More than one way to skin a cat

OLYMPUS DIGITAL CAMERA

The Swedish Comics Association promotes Swedish comics and comic artists and organises exhibitions and prizes and such events, as well as comics education. I was very pleased when the multi-talented Lisa Scott, the project manager of the association, asked me to run three workshops for children in their bookshop and exhibition space Rum för Serier.

The workshop was aimed at children aged 7 to 10 and ran consecutively for three days during the October holiday week in 2017.

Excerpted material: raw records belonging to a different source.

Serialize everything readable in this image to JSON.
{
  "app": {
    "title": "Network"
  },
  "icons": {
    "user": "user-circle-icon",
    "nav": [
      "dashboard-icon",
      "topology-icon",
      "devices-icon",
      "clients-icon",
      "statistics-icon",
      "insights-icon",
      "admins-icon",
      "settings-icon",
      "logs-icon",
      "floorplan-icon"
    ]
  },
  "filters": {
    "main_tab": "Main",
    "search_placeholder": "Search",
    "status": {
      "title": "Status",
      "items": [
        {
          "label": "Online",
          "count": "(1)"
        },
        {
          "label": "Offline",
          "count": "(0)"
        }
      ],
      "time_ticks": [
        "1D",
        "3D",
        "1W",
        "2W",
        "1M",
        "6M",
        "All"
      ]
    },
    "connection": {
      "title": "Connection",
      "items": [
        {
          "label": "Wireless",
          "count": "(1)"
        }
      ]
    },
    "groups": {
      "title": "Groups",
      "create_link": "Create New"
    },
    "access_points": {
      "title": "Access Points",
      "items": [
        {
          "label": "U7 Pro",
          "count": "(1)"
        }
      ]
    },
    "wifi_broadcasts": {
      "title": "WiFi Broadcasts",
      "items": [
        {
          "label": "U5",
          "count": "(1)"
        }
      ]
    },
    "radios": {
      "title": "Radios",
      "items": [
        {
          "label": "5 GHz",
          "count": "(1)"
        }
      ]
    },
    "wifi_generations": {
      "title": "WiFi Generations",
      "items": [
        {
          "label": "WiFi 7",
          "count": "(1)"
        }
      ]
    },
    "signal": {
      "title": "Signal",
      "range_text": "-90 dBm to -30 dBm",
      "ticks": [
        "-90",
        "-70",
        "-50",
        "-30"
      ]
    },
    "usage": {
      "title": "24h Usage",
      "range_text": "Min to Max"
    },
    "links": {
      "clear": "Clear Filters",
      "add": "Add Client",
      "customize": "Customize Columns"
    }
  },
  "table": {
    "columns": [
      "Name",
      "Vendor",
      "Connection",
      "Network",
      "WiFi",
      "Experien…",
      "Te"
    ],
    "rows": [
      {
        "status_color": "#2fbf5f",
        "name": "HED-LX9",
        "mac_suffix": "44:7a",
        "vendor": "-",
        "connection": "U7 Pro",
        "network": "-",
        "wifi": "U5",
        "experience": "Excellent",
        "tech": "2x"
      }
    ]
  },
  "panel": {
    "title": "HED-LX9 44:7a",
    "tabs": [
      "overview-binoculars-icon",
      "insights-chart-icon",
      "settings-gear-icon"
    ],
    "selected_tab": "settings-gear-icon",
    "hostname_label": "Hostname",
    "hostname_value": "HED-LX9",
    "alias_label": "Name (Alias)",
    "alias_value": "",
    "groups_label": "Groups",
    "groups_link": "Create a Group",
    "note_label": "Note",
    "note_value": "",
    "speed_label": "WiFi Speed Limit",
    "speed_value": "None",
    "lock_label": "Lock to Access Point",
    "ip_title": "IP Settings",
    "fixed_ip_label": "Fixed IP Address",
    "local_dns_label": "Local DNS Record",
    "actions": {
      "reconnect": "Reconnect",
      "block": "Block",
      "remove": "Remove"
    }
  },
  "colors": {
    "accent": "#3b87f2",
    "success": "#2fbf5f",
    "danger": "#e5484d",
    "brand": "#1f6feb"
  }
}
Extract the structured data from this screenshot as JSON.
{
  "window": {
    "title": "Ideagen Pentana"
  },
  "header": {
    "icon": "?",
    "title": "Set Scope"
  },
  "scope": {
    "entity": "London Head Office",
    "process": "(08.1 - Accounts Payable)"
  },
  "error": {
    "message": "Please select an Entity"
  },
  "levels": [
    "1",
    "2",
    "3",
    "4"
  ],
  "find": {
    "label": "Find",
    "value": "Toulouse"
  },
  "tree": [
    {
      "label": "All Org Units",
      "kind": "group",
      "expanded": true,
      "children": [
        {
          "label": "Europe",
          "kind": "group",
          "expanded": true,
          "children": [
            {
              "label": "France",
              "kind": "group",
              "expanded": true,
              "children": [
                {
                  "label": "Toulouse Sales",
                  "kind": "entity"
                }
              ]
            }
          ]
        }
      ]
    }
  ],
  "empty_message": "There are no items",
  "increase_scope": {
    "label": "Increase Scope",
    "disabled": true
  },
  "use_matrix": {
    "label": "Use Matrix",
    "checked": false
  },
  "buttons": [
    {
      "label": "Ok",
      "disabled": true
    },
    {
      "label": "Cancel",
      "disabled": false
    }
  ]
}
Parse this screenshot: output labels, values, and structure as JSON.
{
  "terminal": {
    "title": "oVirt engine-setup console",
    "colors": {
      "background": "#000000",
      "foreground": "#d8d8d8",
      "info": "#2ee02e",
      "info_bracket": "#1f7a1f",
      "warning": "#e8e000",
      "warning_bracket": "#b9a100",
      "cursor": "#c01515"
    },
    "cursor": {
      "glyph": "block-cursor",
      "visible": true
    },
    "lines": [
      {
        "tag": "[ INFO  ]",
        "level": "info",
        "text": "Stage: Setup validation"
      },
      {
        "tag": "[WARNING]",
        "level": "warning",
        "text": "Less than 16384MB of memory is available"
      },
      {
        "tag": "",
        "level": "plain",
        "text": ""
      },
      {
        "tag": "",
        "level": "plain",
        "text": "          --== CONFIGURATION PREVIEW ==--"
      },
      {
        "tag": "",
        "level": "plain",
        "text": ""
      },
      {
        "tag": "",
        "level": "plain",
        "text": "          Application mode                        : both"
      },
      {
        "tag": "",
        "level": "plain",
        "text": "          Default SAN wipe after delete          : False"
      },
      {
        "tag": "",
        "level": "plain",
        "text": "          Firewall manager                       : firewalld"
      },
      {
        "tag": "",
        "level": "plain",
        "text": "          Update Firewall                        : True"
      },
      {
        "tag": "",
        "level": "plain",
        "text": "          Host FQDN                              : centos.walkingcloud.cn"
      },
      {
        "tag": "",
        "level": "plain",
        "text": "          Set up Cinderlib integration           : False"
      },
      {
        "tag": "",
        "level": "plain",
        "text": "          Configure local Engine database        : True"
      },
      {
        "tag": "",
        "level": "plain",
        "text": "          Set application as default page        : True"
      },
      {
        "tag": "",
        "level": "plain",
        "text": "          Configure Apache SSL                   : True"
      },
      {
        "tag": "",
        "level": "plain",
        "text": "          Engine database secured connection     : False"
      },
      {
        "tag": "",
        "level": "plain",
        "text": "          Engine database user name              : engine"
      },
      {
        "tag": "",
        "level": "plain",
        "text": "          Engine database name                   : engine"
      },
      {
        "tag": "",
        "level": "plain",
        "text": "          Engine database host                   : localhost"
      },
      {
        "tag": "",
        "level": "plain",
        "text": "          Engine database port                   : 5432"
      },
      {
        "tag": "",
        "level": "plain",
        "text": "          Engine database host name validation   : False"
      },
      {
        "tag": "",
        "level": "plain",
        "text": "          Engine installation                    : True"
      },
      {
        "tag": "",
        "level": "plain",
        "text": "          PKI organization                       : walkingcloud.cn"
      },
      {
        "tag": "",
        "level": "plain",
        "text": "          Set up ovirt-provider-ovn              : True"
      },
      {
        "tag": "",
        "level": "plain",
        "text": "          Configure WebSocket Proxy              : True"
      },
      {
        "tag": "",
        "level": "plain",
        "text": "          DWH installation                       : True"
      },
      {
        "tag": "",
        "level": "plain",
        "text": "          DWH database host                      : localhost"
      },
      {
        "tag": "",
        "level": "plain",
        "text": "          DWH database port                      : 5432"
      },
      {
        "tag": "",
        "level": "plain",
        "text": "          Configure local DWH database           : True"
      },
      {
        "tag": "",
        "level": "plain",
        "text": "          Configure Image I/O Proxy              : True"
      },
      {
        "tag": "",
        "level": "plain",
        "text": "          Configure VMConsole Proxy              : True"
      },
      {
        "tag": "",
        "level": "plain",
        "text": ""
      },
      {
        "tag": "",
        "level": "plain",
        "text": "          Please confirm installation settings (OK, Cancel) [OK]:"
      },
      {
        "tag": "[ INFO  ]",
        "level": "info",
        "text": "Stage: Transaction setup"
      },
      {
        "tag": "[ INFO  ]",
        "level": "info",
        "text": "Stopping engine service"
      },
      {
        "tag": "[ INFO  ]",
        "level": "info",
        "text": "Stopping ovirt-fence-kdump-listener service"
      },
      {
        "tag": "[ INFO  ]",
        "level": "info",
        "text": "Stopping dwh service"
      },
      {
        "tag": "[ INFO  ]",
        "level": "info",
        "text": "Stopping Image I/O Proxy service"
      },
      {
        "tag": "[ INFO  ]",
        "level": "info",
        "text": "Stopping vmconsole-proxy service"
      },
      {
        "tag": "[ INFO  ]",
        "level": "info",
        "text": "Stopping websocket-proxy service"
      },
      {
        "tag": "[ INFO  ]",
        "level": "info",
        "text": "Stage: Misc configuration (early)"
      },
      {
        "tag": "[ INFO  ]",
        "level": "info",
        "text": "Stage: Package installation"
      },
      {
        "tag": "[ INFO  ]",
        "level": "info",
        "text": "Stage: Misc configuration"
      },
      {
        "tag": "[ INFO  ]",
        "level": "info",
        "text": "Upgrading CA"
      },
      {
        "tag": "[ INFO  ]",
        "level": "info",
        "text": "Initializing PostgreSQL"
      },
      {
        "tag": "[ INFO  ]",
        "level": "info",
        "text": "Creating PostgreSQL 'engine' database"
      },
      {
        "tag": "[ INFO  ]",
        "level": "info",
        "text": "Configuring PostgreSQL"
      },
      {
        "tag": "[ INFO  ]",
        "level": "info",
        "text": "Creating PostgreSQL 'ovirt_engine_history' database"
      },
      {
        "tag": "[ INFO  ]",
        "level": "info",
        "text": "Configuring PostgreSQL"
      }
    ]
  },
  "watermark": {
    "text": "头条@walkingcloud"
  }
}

You never quite know how these things are going to pan out, until you actually get started. It was a small group, never more than nine young comic artists, all girls apart from one lone lad.  Bebopalula, were they focused – at the door 15 minutes early, brandishing sharped pencils. And they knew their stuff too.

We drew. A lot.

OLYMPUS DIGITAL CAMERA

Feelings

 

OLYMPUS DIGITAL CAMERA

The story of the tree monster

OLYMPUS DIGITAL CAMERA

Some worked in black and white

Some worked with colour

Some worked with colour

Over the three days, we tried out several drawing and storytelling exercises, including getting up and stretching, to prevent that “frozen at my desk” feeling. We did some figure drawing.

Drawing with model

OLYMPUS DIGITAL CAMERA

We told a lot of stories – in words and pictures –  and we could have gone on for weeks.

At the Hamburg Comic Festival from 5th to 8th October 2017, I attended a great talk by Jillian Tamaki where she commented “there’s more than one way to skin a cat” with regard to making comics. And it’s true. There are no comic police (except in your own head). You have to find your own way to draw comics. And – no great surprise – you learn that by drawing comics. Which my young comics artists reminded me – and then some.

 

skinned-cat-online